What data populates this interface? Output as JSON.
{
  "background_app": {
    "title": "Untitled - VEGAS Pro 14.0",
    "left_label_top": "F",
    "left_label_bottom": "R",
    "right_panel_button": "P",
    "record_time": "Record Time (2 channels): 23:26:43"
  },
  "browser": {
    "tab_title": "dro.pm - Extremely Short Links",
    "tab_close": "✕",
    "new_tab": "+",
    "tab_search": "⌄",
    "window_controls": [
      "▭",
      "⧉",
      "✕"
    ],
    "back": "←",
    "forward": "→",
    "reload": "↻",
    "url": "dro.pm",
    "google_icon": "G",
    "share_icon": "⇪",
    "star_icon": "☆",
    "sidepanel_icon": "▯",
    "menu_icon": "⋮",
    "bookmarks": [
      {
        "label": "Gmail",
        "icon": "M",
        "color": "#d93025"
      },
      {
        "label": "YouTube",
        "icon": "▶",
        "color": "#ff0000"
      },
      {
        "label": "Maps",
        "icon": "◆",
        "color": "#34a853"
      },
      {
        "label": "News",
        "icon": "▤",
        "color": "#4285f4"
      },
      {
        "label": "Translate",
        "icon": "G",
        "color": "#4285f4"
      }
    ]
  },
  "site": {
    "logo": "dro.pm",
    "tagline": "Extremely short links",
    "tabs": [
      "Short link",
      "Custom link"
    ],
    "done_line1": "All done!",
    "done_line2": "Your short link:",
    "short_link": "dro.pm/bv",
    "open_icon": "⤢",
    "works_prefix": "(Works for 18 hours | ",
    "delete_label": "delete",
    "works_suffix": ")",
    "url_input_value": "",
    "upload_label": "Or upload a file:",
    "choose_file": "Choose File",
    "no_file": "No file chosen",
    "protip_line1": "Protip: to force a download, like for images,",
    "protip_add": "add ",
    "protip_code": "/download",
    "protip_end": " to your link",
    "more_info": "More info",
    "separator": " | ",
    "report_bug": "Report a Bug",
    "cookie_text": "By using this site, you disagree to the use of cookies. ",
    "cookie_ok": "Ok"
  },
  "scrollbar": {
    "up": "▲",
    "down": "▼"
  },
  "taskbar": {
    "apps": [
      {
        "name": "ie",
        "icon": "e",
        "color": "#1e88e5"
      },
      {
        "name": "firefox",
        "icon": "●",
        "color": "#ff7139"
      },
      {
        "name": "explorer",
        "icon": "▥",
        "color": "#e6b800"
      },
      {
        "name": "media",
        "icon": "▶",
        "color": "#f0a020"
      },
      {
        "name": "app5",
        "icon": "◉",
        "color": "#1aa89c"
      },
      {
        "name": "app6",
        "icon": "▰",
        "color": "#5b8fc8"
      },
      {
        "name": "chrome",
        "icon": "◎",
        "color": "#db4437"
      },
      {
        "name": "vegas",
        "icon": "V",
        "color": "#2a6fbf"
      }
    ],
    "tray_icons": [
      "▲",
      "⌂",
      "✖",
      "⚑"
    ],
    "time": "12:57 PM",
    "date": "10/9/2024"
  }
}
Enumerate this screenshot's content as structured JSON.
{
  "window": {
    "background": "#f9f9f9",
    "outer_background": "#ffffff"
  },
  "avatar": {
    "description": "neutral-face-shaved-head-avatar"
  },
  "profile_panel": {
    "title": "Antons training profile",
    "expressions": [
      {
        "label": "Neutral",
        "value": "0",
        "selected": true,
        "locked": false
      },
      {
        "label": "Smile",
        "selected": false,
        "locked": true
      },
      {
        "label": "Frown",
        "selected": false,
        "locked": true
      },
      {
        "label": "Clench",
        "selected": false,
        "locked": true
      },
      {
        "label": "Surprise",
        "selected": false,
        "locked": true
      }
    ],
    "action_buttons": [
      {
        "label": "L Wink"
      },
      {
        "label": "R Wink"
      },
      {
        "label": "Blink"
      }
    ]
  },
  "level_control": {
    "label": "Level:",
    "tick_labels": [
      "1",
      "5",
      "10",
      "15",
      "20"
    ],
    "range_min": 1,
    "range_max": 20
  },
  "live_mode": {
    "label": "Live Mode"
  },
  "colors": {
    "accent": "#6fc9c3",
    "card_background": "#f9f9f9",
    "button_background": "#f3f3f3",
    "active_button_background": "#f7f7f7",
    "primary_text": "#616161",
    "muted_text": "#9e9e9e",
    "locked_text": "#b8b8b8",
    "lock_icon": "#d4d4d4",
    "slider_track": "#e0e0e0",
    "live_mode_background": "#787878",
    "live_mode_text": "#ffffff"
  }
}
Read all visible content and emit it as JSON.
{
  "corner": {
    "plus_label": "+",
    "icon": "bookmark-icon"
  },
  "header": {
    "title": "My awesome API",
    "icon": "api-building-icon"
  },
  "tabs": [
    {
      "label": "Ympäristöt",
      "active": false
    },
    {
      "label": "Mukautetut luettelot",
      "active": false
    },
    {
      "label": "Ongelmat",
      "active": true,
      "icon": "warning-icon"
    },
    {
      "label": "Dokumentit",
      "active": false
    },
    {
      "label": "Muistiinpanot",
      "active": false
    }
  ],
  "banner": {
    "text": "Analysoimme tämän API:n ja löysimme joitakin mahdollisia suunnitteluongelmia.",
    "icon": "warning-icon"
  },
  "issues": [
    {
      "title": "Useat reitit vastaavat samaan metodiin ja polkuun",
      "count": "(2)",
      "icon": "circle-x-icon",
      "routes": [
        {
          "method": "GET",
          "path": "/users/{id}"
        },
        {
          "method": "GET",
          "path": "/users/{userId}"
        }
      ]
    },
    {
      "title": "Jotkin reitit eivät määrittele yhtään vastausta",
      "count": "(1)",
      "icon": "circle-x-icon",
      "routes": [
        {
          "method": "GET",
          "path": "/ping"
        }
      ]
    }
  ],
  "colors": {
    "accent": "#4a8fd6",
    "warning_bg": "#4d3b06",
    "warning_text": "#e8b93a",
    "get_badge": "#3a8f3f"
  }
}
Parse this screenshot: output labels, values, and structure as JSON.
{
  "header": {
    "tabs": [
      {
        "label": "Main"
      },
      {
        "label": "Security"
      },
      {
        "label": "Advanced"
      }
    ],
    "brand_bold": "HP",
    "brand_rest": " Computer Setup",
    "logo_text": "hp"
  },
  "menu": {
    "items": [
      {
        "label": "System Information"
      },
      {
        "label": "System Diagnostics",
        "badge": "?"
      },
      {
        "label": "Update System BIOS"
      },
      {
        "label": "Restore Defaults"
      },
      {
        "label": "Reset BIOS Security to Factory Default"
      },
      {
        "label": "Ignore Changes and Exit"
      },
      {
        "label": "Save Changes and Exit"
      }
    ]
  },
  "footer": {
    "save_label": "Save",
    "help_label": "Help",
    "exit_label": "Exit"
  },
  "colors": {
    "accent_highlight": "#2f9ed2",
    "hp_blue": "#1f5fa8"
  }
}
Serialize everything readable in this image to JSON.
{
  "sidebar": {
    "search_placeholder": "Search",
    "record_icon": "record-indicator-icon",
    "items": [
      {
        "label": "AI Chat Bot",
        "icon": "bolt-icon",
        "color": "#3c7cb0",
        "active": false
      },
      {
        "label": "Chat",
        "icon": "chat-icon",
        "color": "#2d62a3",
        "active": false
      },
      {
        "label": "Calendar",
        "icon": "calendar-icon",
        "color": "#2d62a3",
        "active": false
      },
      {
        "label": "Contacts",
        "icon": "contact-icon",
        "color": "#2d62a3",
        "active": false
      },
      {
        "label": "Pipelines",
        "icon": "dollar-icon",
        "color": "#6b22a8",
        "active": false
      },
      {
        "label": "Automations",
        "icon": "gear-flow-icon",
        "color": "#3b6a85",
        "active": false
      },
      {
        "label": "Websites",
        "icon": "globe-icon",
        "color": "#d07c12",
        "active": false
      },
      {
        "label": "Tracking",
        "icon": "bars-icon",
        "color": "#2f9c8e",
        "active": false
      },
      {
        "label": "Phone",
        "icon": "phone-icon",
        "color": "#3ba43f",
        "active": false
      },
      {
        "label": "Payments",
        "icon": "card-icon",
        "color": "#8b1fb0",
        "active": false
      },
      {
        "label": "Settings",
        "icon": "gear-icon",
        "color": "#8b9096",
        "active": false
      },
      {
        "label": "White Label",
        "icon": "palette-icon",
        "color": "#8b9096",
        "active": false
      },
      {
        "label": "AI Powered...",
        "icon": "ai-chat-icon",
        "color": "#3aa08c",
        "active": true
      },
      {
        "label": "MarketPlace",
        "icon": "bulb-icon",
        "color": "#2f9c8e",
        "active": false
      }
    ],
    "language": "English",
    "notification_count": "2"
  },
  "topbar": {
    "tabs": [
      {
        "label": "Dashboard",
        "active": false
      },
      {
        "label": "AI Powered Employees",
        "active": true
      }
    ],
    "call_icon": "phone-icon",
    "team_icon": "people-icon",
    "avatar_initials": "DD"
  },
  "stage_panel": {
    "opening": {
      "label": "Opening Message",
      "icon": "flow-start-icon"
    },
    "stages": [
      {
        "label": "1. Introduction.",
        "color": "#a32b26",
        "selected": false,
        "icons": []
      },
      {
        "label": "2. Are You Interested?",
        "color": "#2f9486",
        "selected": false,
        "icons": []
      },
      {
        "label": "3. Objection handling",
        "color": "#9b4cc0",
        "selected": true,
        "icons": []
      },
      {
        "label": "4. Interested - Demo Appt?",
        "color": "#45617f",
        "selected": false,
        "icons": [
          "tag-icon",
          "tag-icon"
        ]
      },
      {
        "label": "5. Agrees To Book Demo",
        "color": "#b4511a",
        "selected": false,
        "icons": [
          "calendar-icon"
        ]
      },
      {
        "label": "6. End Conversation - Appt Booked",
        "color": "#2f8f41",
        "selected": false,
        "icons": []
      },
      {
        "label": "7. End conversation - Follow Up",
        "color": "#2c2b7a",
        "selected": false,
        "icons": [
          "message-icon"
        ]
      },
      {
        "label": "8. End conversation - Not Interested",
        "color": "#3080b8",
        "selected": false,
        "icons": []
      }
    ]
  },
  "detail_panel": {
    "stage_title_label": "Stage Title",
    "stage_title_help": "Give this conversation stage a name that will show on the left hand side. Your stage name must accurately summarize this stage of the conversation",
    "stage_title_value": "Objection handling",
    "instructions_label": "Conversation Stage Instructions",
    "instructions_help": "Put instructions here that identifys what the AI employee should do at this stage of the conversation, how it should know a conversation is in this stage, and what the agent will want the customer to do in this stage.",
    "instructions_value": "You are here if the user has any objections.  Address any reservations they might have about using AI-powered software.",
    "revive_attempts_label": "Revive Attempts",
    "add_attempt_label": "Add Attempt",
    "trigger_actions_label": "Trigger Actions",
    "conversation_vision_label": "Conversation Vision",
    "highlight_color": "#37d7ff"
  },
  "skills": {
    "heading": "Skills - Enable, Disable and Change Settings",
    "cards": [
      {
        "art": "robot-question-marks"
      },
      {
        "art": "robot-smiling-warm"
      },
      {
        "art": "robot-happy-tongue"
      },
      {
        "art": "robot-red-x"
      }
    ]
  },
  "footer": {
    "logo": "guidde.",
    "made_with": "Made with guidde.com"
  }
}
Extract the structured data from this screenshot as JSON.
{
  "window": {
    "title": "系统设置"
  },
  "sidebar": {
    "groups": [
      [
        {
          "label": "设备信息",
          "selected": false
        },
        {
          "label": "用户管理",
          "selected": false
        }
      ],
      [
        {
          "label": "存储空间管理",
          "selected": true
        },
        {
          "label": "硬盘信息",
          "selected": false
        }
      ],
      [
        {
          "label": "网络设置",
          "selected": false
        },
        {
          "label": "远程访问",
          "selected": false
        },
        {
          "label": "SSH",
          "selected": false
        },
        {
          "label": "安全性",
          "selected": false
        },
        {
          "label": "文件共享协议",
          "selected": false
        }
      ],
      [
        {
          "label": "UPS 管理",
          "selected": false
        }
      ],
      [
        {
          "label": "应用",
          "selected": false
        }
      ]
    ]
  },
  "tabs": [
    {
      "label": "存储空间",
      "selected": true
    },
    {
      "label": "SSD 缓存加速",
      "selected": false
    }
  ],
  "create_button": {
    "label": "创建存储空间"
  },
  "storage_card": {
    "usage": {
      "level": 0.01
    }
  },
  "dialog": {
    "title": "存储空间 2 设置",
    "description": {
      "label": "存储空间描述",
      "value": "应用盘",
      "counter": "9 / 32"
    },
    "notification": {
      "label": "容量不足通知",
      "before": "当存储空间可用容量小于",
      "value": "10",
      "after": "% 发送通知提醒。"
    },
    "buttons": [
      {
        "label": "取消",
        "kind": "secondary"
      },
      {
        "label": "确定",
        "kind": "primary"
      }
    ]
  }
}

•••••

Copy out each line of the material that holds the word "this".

_Your solution_.
What data populates this interface? Output as JSON.
    "cookie_text": "By using this site, you disagree to the use of cookies. ",
Enumerate this screenshot's content as structured JSON.
Parse this screenshot: output labels, values, and structure as JSON.
Serialize everything readable in this image to JSON.
    "stage_title_help": "Give this conversation stage a name that will show on the left hand side. Your stage name must accurately summarize this stage of the conversation",
    "instructions_help": "Put instructions here that identifys what the AI employee should do at this stage of the conversation, how it should know a conversation is in this stage, and what the agent will want the customer to do in this stage.",
Extract the structured data from this screenshot as JSON.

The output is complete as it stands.